Supplied information:
*** Block opens ***
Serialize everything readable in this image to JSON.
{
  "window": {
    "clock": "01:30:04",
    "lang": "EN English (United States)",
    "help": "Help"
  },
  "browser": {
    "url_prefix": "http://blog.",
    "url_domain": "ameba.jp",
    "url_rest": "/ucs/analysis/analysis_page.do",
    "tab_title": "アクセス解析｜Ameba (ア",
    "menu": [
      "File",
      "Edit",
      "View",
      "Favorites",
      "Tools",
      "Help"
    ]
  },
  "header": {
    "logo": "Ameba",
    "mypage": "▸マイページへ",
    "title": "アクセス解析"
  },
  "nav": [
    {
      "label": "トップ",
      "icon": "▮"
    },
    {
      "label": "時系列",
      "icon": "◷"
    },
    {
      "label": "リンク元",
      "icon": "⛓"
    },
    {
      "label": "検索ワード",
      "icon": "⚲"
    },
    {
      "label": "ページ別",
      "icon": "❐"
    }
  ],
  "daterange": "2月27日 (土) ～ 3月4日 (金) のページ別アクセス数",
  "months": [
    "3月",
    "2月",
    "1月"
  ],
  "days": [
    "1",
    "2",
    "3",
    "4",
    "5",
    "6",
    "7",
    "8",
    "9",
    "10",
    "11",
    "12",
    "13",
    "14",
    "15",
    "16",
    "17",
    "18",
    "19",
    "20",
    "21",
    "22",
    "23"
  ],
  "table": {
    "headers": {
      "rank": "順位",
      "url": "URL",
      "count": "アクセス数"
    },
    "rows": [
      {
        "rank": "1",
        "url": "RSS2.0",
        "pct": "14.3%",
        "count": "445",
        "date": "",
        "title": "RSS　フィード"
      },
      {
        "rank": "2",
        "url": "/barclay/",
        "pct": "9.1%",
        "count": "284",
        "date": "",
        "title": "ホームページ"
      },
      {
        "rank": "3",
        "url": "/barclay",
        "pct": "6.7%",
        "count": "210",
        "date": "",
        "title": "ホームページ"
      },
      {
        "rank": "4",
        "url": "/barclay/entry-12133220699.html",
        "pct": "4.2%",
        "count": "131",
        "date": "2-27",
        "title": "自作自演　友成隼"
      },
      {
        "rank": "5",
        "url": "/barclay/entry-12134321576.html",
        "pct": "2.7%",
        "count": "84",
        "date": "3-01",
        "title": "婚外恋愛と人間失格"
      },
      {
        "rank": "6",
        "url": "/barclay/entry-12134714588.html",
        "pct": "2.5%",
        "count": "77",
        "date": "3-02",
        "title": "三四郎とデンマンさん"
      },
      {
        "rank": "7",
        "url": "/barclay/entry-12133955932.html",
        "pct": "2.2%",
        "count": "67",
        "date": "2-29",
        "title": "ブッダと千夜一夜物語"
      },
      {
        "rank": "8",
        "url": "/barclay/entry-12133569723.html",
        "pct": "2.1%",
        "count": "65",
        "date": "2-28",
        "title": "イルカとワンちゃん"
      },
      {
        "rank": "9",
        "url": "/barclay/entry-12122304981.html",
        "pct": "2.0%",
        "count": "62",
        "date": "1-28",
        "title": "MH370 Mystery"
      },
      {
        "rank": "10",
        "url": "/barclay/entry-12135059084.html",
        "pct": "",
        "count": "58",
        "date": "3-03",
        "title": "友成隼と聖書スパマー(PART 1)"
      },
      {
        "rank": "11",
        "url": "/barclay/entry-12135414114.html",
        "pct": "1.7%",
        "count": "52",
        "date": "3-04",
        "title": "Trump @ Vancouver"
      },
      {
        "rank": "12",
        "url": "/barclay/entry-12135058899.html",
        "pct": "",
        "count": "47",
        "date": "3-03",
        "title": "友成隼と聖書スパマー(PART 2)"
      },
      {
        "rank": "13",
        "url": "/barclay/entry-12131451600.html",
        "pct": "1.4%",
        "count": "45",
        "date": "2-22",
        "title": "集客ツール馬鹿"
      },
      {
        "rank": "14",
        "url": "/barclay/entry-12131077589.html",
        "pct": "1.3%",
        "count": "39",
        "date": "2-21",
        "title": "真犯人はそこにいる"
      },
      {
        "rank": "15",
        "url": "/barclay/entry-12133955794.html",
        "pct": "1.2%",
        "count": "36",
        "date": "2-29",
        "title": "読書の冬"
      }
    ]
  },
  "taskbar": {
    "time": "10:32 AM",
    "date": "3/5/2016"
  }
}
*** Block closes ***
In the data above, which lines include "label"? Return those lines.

Expected answer:
      "label": "トップ",
      "label": "時系列",
      "label": "リンク元",
      "label": "検索ワード",
      "label": "ページ別",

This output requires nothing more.